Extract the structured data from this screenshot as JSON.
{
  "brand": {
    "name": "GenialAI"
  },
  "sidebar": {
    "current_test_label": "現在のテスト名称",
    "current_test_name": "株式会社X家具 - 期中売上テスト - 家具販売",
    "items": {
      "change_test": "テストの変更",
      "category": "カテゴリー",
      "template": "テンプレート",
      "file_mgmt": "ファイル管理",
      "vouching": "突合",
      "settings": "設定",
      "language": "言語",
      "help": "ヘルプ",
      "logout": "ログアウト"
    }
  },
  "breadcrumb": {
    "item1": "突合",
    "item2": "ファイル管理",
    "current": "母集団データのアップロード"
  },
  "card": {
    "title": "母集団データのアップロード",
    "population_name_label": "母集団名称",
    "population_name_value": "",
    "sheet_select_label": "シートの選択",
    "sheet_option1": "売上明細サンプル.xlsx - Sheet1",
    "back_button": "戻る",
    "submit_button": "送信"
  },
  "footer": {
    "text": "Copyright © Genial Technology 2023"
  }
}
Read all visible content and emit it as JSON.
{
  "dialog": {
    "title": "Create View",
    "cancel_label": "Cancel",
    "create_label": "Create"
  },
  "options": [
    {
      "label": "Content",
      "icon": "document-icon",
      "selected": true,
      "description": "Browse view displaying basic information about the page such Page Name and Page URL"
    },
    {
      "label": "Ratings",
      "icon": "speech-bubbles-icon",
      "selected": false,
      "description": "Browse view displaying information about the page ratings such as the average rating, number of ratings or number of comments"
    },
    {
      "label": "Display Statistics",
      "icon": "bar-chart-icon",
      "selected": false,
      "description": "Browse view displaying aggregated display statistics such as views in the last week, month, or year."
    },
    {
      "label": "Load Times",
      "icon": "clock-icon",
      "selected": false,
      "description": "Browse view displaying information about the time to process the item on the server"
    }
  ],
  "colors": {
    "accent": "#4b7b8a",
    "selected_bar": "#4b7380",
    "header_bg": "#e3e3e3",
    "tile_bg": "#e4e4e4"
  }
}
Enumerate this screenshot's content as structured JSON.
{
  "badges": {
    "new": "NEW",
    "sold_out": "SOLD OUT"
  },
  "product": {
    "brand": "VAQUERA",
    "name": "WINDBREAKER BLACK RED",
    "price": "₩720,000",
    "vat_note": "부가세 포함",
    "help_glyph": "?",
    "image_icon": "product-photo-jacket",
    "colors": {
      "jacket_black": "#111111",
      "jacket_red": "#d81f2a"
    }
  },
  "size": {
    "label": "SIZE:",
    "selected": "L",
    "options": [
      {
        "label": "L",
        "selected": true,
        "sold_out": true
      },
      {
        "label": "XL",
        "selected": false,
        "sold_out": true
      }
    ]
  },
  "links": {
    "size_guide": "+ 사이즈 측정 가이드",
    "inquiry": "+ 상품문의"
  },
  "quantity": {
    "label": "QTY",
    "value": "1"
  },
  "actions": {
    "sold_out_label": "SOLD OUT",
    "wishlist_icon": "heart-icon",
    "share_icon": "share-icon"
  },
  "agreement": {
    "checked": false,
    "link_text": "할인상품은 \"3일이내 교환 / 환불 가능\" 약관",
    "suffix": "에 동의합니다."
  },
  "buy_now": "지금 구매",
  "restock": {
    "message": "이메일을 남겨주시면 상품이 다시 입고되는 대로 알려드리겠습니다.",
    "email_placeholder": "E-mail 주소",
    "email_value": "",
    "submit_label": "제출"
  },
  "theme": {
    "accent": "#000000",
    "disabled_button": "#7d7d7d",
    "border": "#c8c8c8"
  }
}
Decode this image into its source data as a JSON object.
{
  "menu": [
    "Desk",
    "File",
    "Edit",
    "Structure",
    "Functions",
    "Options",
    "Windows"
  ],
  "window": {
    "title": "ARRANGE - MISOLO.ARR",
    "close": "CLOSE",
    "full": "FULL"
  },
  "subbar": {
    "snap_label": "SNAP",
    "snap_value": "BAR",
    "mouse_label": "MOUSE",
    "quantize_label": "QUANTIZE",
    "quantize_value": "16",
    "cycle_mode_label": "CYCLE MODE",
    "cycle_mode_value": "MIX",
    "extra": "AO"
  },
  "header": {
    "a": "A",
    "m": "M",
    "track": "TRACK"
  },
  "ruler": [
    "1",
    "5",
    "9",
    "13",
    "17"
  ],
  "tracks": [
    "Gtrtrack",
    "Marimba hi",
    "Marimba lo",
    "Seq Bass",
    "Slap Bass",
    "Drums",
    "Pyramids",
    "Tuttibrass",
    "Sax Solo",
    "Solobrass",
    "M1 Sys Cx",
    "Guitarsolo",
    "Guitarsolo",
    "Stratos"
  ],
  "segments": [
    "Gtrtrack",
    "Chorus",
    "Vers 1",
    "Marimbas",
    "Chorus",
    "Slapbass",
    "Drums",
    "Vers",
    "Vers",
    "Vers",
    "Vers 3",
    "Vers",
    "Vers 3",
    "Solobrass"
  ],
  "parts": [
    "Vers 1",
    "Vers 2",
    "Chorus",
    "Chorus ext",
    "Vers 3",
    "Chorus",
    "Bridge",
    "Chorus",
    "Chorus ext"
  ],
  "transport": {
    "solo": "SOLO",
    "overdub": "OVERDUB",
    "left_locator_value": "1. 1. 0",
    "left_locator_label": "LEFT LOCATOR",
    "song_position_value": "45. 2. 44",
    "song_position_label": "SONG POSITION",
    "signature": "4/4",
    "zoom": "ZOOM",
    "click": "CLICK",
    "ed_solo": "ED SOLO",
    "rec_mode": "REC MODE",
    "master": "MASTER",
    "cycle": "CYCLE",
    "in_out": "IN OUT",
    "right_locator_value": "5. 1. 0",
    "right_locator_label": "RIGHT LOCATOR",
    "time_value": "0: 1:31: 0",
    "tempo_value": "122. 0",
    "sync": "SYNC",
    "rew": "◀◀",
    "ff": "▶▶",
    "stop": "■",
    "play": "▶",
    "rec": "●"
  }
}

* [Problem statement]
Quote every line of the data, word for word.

* [Answer section]
Extract the structured data from this screenshot as JSON.
{
  "brand": {
    "name": "GenialAI"
  },
  "sidebar": {
    "current_test_label": "現在のテスト名称",
    "current_test_name": "株式会社X家具 - 期中売上テスト - 家具販売",
    "items": {
      "change_test": "テストの変更",
      "category": "カテゴリー",
      "template": "テンプレート",
      "file_mgmt": "ファイル管理",
      "vouching": "突合",
      "settings": "設定",
      "language": "言語",
      "help": "ヘルプ",
      "logout": "ログアウト"
    }
  },
  "breadcrumb": {
    "item1": "突合",
    "item2": "ファイル管理",
    "current": "母集団データのアップロード"
  },
  "card": {
    "title": "母集団データのアップロード",
    "population_name_label": "母集団名称",
    "population_name_value": "",
    "sheet_select_label": "シートの選択",
    "sheet_option1": "売上明細サンプル.xlsx - Sheet1",
    "back_button": "戻る",
    "submit_button": "送信"
  },
  "footer": {
    "text": "Copyright © Genial Technology 2023"
  }
}
Read all visible content and emit it as JSON.
{
  "dialog": {
    "title": "Create View",
    "cancel_label": "Cancel",
    "create_label": "Create"
  },
  "options": [
    {
      "label": "Content",
      "icon": "document-icon",
      "selected": true,
      "description": "Browse view displaying basic information about the page such Page Name and Page URL"
    },
    {
      "label": "Ratings",
      "icon": "speech-bubbles-icon",
      "selected": false,
      "description": "Browse view displaying information about the page ratings such as the average rating, number of ratings or number of comments"
    },
    {
      "label": "Display Statistics",
      "icon": "bar-chart-icon",
      "selected": false,
      "description": "Browse view displaying aggregated display statistics such as views in the last week, month, or year."
    },
    {
      "label": "Load Times",
      "icon": "clock-icon",
      "selected": false,
      "description": "Browse view displaying information about the time to process the item on the server"
    }
  ],
  "colors": {
    "accent": "#4b7b8a",
    "selected_bar": "#4b7380",
    "header_bg": "#e3e3e3",
    "tile_bg": "#e4e4e4"
  }
}
Enumerate this screenshot's content as structured JSON.
{
  "badges": {
    "new": "NEW",
    "sold_out": "SOLD OUT"
  },
  "product": {
    "brand": "VAQUERA",
    "name": "WINDBREAKER BLACK RED",
    "price": "₩720,000",
    "vat_note": "부가세 포함",
    "help_glyph": "?",
    "image_icon": "product-photo-jacket",
    "colors": {
      "jacket_black": "#111111",
      "jacket_red": "#d81f2a"
    }
  },
  "size": {
    "label": "SIZE:",
    "selected": "L",
    "options": [
      {
        "label": "L",
        "selected": true,
        "sold_out": true
      },
      {
        "label": "XL",
        "selected": false,
        "sold_out": true
      }
    ]
  },
  "links": {
    "size_guide": "+ 사이즈 측정 가이드",
    "inquiry": "+ 상품문의"
  },
  "quantity": {
    "label": "QTY",
    "value": "1"
  },
  "actions": {
    "sold_out_label": "SOLD OUT",
    "wishlist_icon": "heart-icon",
    "share_icon": "share-icon"
  },
  "agreement": {
    "checked": false,
    "link_text": "할인상품은 \"3일이내 교환 / 환불 가능\" 약관",
    "suffix": "에 동의합니다."
  },
  "buy_now": "지금 구매",
  "restock": {
    "message": "이메일을 남겨주시면 상품이 다시 입고되는 대로 알려드리겠습니다.",
    "email_placeholder": "E-mail 주소",
    "email_value": "",
    "submit_label": "제출"
  },
  "theme": {
    "accent": "#000000",
    "disabled_button": "#7d7d7d",
    "border": "#c8c8c8"
  }
}
Decode this image into its source data as a JSON object.
{
  "menu": [
    "Desk",
    "File",
    "Edit",
    "Structure",
    "Functions",
    "Options",
    "Windows"
  ],
  "window": {
    "title": "ARRANGE - MISOLO.ARR",
    "close": "CLOSE",
    "full": "FULL"
  },
  "subbar": {
    "snap_label": "SNAP",
    "snap_value": "BAR",
    "mouse_label": "MOUSE",
    "quantize_label": "QUANTIZE",
    "quantize_value": "16",
    "cycle_mode_label": "CYCLE MODE",
    "cycle_mode_value": "MIX",
    "extra": "AO"
  },
  "header": {
    "a": "A",
    "m": "M",
    "track": "TRACK"
  },
  "ruler": [
    "1",
    "5",
    "9",
    "13",
    "17"
  ],
  "tracks": [
    "Gtrtrack",
    "Marimba hi",
    "Marimba lo",
    "Seq Bass",
    "Slap Bass",
    "Drums",
    "Pyramids",
    "Tuttibrass",
    "Sax Solo",
    "Solobrass",
    "M1 Sys Cx",
    "Guitarsolo",
    "Guitarsolo",
    "Stratos"
  ],
  "segments": [
    "Gtrtrack",
    "Chorus",
    "Vers 1",
    "Marimbas",
    "Chorus",
    "Slapbass",
    "Drums",
    "Vers",
    "Vers",
    "Vers",
    "Vers 3",
    "Vers",
    "Vers 3",
    "Solobrass"
  ],
  "parts": [
    "Vers 1",
    "Vers 2",
    "Chorus",
    "Chorus ext",
    "Vers 3",
    "Chorus",
    "Bridge",
    "Chorus",
    "Chorus ext"
  ],
  "transport": {
    "solo": "SOLO",
    "overdub": "OVERDUB",
    "left_locator_value": "1. 1. 0",
    "left_locator_label": "LEFT LOCATOR",
    "song_position_value": "45. 2. 44",
    "song_position_label": "SONG POSITION",
    "signature": "4/4",
    "zoom": "ZOOM",
    "click": "CLICK",
    "ed_solo": "ED SOLO",
    "rec_mode": "REC MODE",
    "master": "MASTER",
    "cycle": "CYCLE",
    "in_out": "IN OUT",
    "right_locator_value": "5. 1. 0",
    "right_locator_label": "RIGHT LOCATOR",
    "time_value": "0: 1:31: 0",
    "tempo_value": "122. 0",
    "sync": "SYNC",
    "rew": "◀◀",
    "ff": "▶▶",
    "stop": "■",
    "play": "▶",
    "rec": "●"
  }
}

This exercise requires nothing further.